Siinviidatud vabalevis olev tekst käsitleb politseimudeli institutsionaliseerumist. Kasutusel on teadmistepõhine (tõenduspõhine, vms) politseimudel (EBP) Briti näitel. Autor näitab, tuginedes peamiselt Foucault raamistikule, kuidas EBP saavutas domineeriva staatuse. Tekst võiks olla kohustuslikuks kirjanduseks kõikidele politseinikele ja kuuluda politseivaldkonna kursustel seminaritekstide hulka.
Eesti kontekstis – avalikus juhtimises üldisemalt, mitte ainult politseivaldkonnas – rõhutan kriitilistest alternatiividest vaikimise (mitteteadmise?) olulisust “tõe” kujunemisel.
Evidence-Based Policing (EBP) is founded on the belief that following the approach to evidence-based medicine, underpinned by natural sciences, and transposing this into policing policy and decision making, can ‘improve’ policing (Sherman, 2013).
Valitsus võttis suuna:
EBP builds on the longer-established ‘evidence-based policy’ agenda, in the British context ushered in by the New Labour government from 1997 (Solesbury, 2001). […] By 2022 EBP is developing hegemonic status, dominating how we have come to see, think and act about policing (Knutsson and Tompson, 2017).
Positsioon ei ole siiski kõigutamatu:
In wider academic literatures there are concerns about the harnessing of state power to criminological knowledge (Cohen, 1981; Walters, 2003), the creeping influence of state agendas into scholarly research (Hillyard et al, 2004; Squires, 2013), and contestable ontological assumptions about ‘crime’, ‘justice’ and ‘policing’ (Hillyard and Tombs, 2007; Pemberton, 2015).
I argue that EBP has emerged into a hegemonic position in British policing for two key reasons. First, EBP aligns with wider politico-economic projects of late modernity; notably neoliberalism and managerialism. […] Second, I propose that the progression of EBP represents a new nadir in continuing and deepening the problematic relationship between the British state and the production of ‘useful’ criminological knowledge described by others (Cohen, 1981; Walters, 2003).

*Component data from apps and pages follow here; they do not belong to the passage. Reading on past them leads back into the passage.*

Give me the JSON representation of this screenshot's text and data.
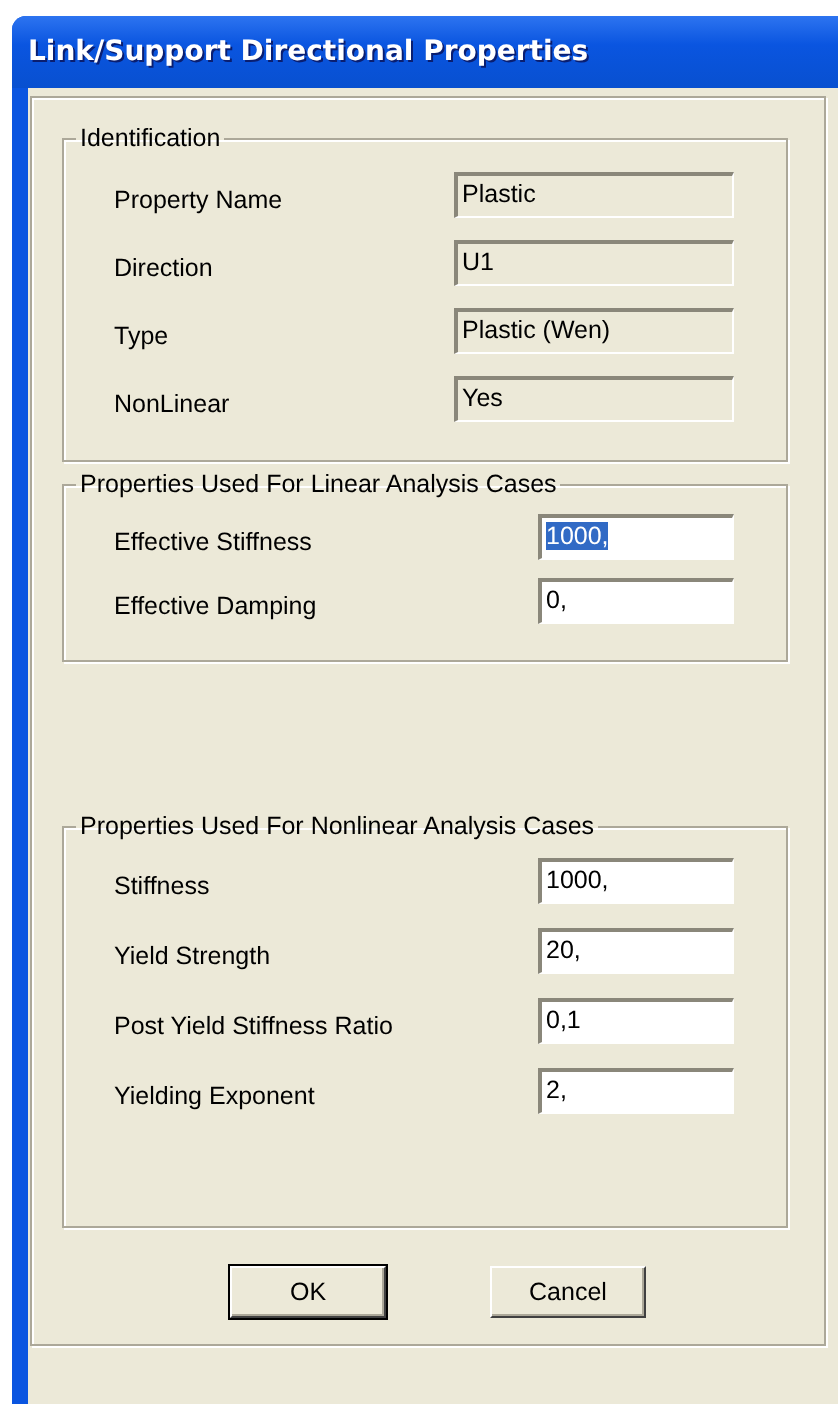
{
  "window": {
    "title": "Link/Support Directional Properties"
  },
  "groups": [
    {
      "title": "Identification",
      "fields": [
        {
          "label": "Property Name",
          "value": "Plastic",
          "kind": "readonly"
        },
        {
          "label": "Direction",
          "value": "U1",
          "kind": "readonly"
        },
        {
          "label": "Type",
          "value": "Plastic (Wen)",
          "kind": "readonly"
        },
        {
          "label": "NonLinear",
          "value": "Yes",
          "kind": "readonly"
        }
      ]
    },
    {
      "title": "Properties Used For Linear Analysis Cases",
      "fields": [
        {
          "label": "Effective Stiffness",
          "value": "1000,",
          "kind": "edit",
          "highlighted": true
        },
        {
          "label": "Effective Damping",
          "value": "0,",
          "kind": "edit",
          "highlighted": false
        }
      ]
    },
    {
      "title": "Properties Used For Nonlinear Analysis Cases",
      "fields": [
        {
          "label": "Stiffness",
          "value": "1000,",
          "kind": "edit",
          "highlighted": false
        },
        {
          "label": "Yield Strength",
          "value": "20,",
          "kind": "edit",
          "highlighted": false
        },
        {
          "label": "Post Yield Stiffness Ratio",
          "value": "0,1",
          "kind": "edit",
          "highlighted": false
        },
        {
          "label": "Yielding Exponent",
          "value": "2,",
          "kind": "edit",
          "highlighted": false
        }
      ]
    }
  ],
  "buttons": [
    {
      "label": "OK",
      "default": true
    },
    {
      "label": "Cancel",
      "default": false
    }
  ]
}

This paper focuses exclusively on the ‘third lens’ of my discourse research: those important institutional reforms identified that arise from the progressive normalisation of EBP discourse.
For Foucault (1969), knowledge requires a system of power to validate it as legitimate according to the ‘scientific discourse in a given period’. Knowledge must be ‘authorised’ systemically to acquire its ‘truth’ status, while power cannot exist without being validated by a requisite coherent system of knowledge. […] What were the moments of decision that led us to where we find ourselves presently?
Hajer suggests ‘discourse institutionalisation’ is observable when discourses become ‘translated into institutional arrangements’, and policy begins to be conducted within institutions according to theoretical concepts that exist within discourse. […] Discourse institutionalisation is an output of interconnected power relations that produces hegemony, drawing political frontiers of what is included and othered.
My larger discourse analysis project illustrates EBP’s shared genealogical heritage with the wider discourses of late modernity: managerialism and neoliberalism. […] This paper describes four key institutional reforms that support this assessment of EBP’s progress in modern Britain. EBP is becoming hegemonic through institutionalised governance techniques of self-promotion that simultaneously ‘govern the silence’ of critical alternatives.
Betts, P. R. (2022). Governing the silence: the institutionalisation of evidence-based policing in modern Britain. Justice, Power and Resistance, 5(1-2), 9-27.